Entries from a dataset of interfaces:
-- Opening Marker --
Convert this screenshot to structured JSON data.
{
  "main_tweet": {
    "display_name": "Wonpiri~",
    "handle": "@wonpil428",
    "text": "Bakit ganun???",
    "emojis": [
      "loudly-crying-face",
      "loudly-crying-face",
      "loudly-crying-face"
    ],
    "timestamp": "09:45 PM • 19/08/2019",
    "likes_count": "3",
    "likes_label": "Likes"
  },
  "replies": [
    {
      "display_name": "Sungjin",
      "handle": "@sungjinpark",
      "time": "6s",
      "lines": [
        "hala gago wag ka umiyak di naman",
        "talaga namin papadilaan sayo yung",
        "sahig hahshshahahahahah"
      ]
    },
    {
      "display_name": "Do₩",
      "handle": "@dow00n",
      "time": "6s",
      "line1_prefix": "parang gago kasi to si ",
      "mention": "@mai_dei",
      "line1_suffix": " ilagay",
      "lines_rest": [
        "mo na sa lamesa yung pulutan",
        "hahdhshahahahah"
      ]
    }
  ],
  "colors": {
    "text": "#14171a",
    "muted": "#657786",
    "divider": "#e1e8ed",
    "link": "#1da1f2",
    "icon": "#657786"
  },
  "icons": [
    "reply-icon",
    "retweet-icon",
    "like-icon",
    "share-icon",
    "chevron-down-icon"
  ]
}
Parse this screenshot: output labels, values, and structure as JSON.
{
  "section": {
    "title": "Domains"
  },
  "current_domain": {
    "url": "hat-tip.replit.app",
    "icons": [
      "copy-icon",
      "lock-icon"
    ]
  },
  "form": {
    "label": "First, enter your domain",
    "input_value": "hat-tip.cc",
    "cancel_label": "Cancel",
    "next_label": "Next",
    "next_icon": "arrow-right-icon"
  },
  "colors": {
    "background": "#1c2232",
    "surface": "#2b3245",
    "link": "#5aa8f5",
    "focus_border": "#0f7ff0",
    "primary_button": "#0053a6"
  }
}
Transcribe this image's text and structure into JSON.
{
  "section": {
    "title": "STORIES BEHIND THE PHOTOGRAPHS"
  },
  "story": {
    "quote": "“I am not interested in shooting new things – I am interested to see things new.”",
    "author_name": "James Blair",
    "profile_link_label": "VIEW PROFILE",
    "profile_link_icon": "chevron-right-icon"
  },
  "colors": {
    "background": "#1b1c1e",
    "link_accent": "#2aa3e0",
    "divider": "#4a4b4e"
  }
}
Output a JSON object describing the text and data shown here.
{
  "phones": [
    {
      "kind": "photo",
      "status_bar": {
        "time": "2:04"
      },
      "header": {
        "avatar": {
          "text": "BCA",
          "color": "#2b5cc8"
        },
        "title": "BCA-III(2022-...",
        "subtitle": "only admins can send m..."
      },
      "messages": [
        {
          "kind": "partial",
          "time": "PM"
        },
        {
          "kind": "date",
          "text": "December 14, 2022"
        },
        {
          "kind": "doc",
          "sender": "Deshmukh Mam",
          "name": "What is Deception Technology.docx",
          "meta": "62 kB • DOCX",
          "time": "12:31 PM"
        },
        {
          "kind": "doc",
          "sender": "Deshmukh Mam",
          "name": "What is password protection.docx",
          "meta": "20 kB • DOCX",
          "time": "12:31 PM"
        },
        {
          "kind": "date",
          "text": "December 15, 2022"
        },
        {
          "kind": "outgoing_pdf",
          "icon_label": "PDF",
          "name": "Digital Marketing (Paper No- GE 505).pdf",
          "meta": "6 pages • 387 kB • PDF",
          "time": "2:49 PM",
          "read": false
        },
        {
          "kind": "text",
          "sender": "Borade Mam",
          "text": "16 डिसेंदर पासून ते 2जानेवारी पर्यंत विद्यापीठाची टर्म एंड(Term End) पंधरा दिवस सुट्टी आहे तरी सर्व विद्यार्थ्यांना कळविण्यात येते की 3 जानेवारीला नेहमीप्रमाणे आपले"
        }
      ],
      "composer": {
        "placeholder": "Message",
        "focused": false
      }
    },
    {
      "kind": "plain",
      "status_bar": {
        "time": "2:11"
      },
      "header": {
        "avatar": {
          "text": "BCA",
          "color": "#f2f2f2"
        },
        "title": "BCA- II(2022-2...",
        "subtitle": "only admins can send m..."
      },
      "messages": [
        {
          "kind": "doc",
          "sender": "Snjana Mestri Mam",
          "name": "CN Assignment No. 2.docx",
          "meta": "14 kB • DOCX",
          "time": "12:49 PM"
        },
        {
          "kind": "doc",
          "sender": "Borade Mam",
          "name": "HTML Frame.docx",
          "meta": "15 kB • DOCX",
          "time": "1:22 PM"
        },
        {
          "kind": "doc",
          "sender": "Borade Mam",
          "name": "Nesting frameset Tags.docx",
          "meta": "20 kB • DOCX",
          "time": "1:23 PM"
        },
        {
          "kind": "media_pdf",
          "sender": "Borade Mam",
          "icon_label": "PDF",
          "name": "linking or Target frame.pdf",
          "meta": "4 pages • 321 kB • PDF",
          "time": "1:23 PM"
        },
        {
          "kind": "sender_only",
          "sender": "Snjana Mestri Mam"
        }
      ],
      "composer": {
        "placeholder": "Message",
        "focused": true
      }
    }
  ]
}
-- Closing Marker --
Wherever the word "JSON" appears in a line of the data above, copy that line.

Convert this screenshot to structured JSON data.
Parse this screenshot: output labels, values, and structure as JSON.
Transcribe this image's text and structure into JSON.
Output a JSON object describing the text and data shown here.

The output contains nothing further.